If an individual self-defines as asexual and we accept the principle of basic human rights to express ourselves as we see fit, then we have to accept that person's definition of themselves whether we truly understand it or not. Most critics of asexuality say that there has to be a question that they must ask themselves so they can label them as asexual; usually that question is "Do you feel any sexual attraction?". That question is rather inherently vague because if a person has actually never experienced sexual attraction, how would they know what any meaningful difference would be?
A blog looking at "What is Asexuality?" (2014) has tried to come up with a list of questions that are asked by asexual people themselves to help people better understand their feelings. I reprint the "crib sheet" content below:

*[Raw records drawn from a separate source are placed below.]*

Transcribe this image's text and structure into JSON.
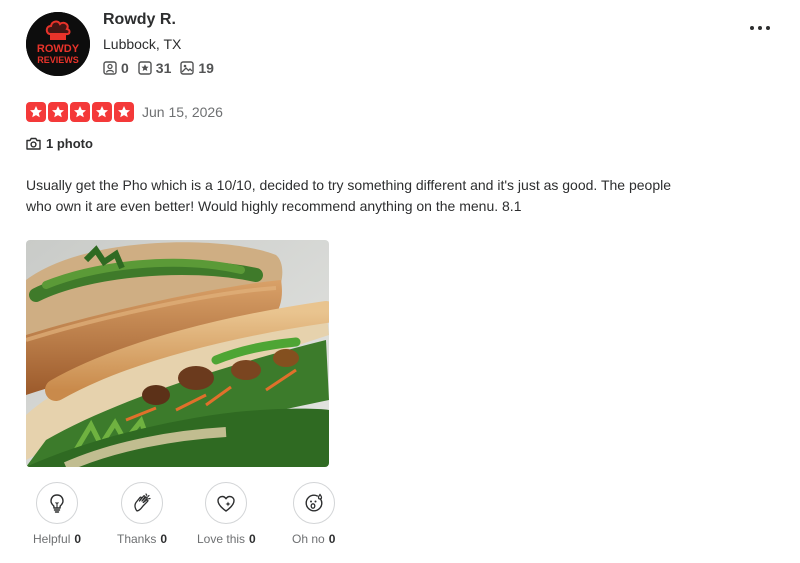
{
  "user": {
    "name": "Rowdy R.",
    "location": "Lubbock, TX",
    "avatar_text_top": "ROWDY",
    "avatar_text_bottom": "REVIEWS",
    "friends_count": "0",
    "reviews_count": "31",
    "photos_count": "19"
  },
  "review": {
    "rating": 5,
    "date": "Jun 15, 2026",
    "photo_count_label": "1 photo",
    "text": "Usually get the Pho which is a 10/10, decided to try something different and it's just as good. The people who own it are even better! Would highly recommend anything on the menu. 8.1"
  },
  "reactions": [
    {
      "label": "Helpful",
      "count": "0",
      "icon": "lightbulb-icon"
    },
    {
      "label": "Thanks",
      "count": "0",
      "icon": "clapping-hands-icon"
    },
    {
      "label": "Love this",
      "count": "0",
      "icon": "heart-sparkle-icon"
    },
    {
      "label": "Oh no",
      "count": "0",
      "icon": "surprised-face-icon"
    }
  ],
  "colors": {
    "star_red": "#f43939",
    "text": "#2d2e2f",
    "muted": "#6e7072",
    "avatar_red": "#e8332a"
  }
}
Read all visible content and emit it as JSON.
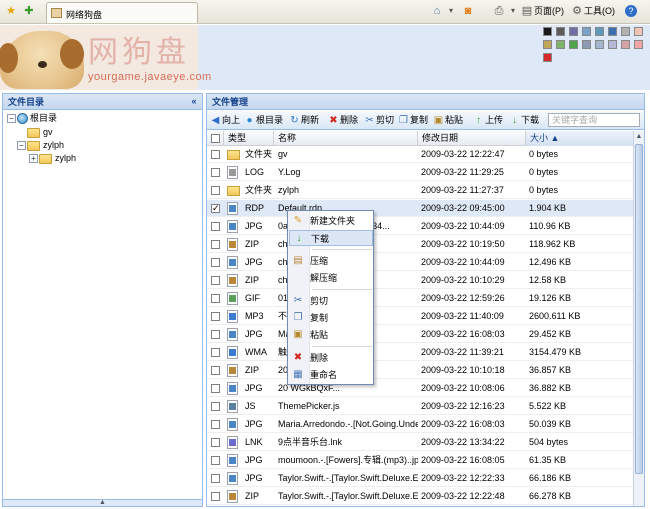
{
  "browser": {
    "tab_title": "网络狗盘",
    "page_menu": "页面(P)",
    "tools_menu": "工具(O)",
    "help": "?"
  },
  "header": {
    "logo_text": "网狗盘",
    "logo_url": "yourgame.javaeye.com",
    "theme_colors": [
      "#1a1a1a",
      "#5c5c5c",
      "#6f6fa6",
      "#7aa4c7",
      "#5d99b9",
      "#3e6fb1",
      "#b2b2b2",
      "#f0c5b6",
      "#c2a55c",
      "#7fb36c",
      "#4ea44a",
      "#8e9ab1",
      "#a4b5ce",
      "#b7b7d7",
      "#d4a4a4",
      "#f4a6a6",
      "#d42a2a"
    ]
  },
  "sidebar": {
    "title": "文件目录",
    "collapse_icon": "«",
    "tree": [
      {
        "label": "根目录",
        "level": 0,
        "expander": "−",
        "icon": "globe-icon"
      },
      {
        "label": "gv",
        "level": 1,
        "expander": "",
        "icon": "folder-icon"
      },
      {
        "label": "zylph",
        "level": 1,
        "expander": "−",
        "icon": "folder-icon"
      },
      {
        "label": "zylph",
        "level": 2,
        "expander": "+",
        "icon": "folder-icon"
      }
    ]
  },
  "main": {
    "title": "文件管理",
    "toolbar": {
      "up": "向上",
      "root": "根目录",
      "refresh": "刷新",
      "delete": "删除",
      "cut": "剪切",
      "copy": "复制",
      "paste": "粘贴",
      "upload": "上传",
      "download": "下载"
    },
    "search": {
      "placeholder": "关键字查询"
    },
    "columns": {
      "type": "类型",
      "name": "名称",
      "modified": "修改日期",
      "size": "大小 ▲"
    },
    "rows": [
      {
        "type": "文件夹",
        "name": "gv",
        "date": "2009-03-22 12:22:47",
        "size": "0 bytes",
        "checked": false,
        "folder": true
      },
      {
        "type": "LOG",
        "name": "Y.Log",
        "date": "2009-03-22 11:29:25",
        "size": "0 bytes",
        "checked": false,
        "folder": false
      },
      {
        "type": "文件夹",
        "name": "zylph",
        "date": "2009-03-22 11:27:37",
        "size": "0 bytes",
        "checked": false,
        "folder": true
      },
      {
        "type": "RDP",
        "name": "Default.rdp",
        "date": "2009-03-22 09:45:00",
        "size": "1.904 KB",
        "checked": true,
        "folder": false
      },
      {
        "type": "JPG",
        "name": "0a7e3c34f2fbf8c7b2f4834...",
        "date": "2009-03-22 10:44:09",
        "size": "110.96 KB",
        "checked": false,
        "folder": false
      },
      {
        "type": "ZIP",
        "name": "chi",
        "date": "2009-03-22 10:19:50",
        "size": "118.962 KB",
        "checked": false,
        "folder": false
      },
      {
        "type": "JPG",
        "name": "chi",
        "date": "2009-03-22 10:44:09",
        "size": "12.496 KB",
        "checked": false,
        "folder": false
      },
      {
        "type": "ZIP",
        "name": "chi",
        "date": "2009-03-22 10:10:29",
        "size": "12.58 KB",
        "checked": false,
        "folder": false
      },
      {
        "type": "GIF",
        "name": "01",
        "date": "2009-03-22 12:59:26",
        "size": "19.126 KB",
        "checked": false,
        "folder": false
      },
      {
        "type": "MP3",
        "name": "不",
        "date": "2009-03-22 11:40:09",
        "size": "2600.611 KB",
        "checked": false,
        "folder": false
      },
      {
        "type": "JPG",
        "name": "Ma                       s.-.1辑]...",
        "date": "2009-03-22 16:08:03",
        "size": "29.452 KB",
        "checked": false,
        "folder": false
      },
      {
        "type": "WMA",
        "name": "触",
        "date": "2009-03-22 11:39:21",
        "size": "3154.479 KB",
        "checked": false,
        "folder": false
      },
      {
        "type": "ZIP",
        "name": "20                       WGkBQxF...",
        "date": "2009-03-22 10:10:18",
        "size": "36.857 KB",
        "checked": false,
        "folder": false
      },
      {
        "type": "JPG",
        "name": "20                       WGkBQxF...",
        "date": "2009-03-22 10:08:06",
        "size": "36.882 KB",
        "checked": false,
        "folder": false
      },
      {
        "type": "JS",
        "name": "ThemePicker.js",
        "date": "2009-03-22 12:16:23",
        "size": "5.522 KB",
        "checked": false,
        "folder": false
      },
      {
        "type": "JPG",
        "name": "Maria.Arredondo.-.[Not.Going.Under]....",
        "date": "2009-03-22 16:08:03",
        "size": "50.039 KB",
        "checked": false,
        "folder": false
      },
      {
        "type": "LNK",
        "name": "9点半音乐台.lnk",
        "date": "2009-03-22 13:34:22",
        "size": "504 bytes",
        "checked": false,
        "folder": false
      },
      {
        "type": "JPG",
        "name": "moumoon.-.[Fowers].专辑.(mp3)..jpg",
        "date": "2009-03-22 16:08:05",
        "size": "61.35 KB",
        "checked": false,
        "folder": false
      },
      {
        "type": "JPG",
        "name": "Taylor.Swift.-.[Taylor.Swift.Deluxe.Ed...",
        "date": "2009-03-22 12:22:33",
        "size": "66.186 KB",
        "checked": false,
        "folder": false
      },
      {
        "type": "ZIP",
        "name": "Taylor.Swift.-.[Taylor.Swift.Deluxe.Ed...",
        "date": "2009-03-22 12:22:48",
        "size": "66.278 KB",
        "checked": false,
        "folder": false
      },
      {
        "type": "ZIP",
        "name": "Taylor.Swift.-.[Taylor.Swift.Deluxe.Ed...",
        "date": "2009-03-22 09:44:16",
        "size": "66.511 KB",
        "checked": false,
        "folder": false
      }
    ]
  },
  "context_menu": {
    "items": [
      {
        "label": "新建文件夹",
        "icon": "✎"
      },
      {
        "label": "下载",
        "icon": "↓"
      },
      {
        "label": "压缩",
        "icon": "▤"
      },
      {
        "label": "解压缩",
        "icon": ""
      },
      {
        "label": "剪切",
        "icon": "✂"
      },
      {
        "label": "复制",
        "icon": "❐"
      },
      {
        "label": "粘贴",
        "icon": "▣"
      },
      {
        "label": "删除",
        "icon": "✖"
      },
      {
        "label": "重命名",
        "icon": "▦"
      }
    ],
    "highlighted": 1
  }
}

|Stark Truths from https://www.tumblr.com/search/coming-out-as-asexual|
My feelings re Asexuality and mainstream LGBT responses to it:
I'm disgusted at the reluctance of some in the LGBT community not to include Asexual people as an essential part of the community. The fact asexuals are often afraid to be open about their feelings for fear of being incarcerated in a mental asylum is enough to justify why we should accept them, acknowledge their existence and welcome them with open arms. The 2012 study published in Group Processes and Intergroup Relations" showed that there is a level of prejudice and discrimination faced by asexual people by members of the LGBT community that should be unacceptable; calling them "unrestrained and animalistic" is an attempt to dehumanise them based on their differences.
|Handy Guide from Pinterest : "Asexuality What You Need To Know".|
So I say to those transgender people out there who argue asexual people shouldn't be afforded the same rights and amount of respect for our cause by being included within the LGBTQIA spectrum, you should be in no doubt that there are asexual transgender people out there. If gender and sexuality are fluid but inherently separate concepts, you have to accept that someone may wish to change their gender without there being a need to do it to "normalise" their sexual orientation or to attract more people purely for sexual reasons. I'm not transitioning to make myself more "datable" for straight guys; I'm doing it because I want to change my appearance for myself and my own wellbeing. If you want others to take the transgender cause seriously you have to be willing to engage in and promote other issues, such as those surrounding intersexuality or asexuality. Otherwise who will be bothered to take us that seriously as individuals striving for progressive changes for all with laws surrounding gender recognition, identity and equality?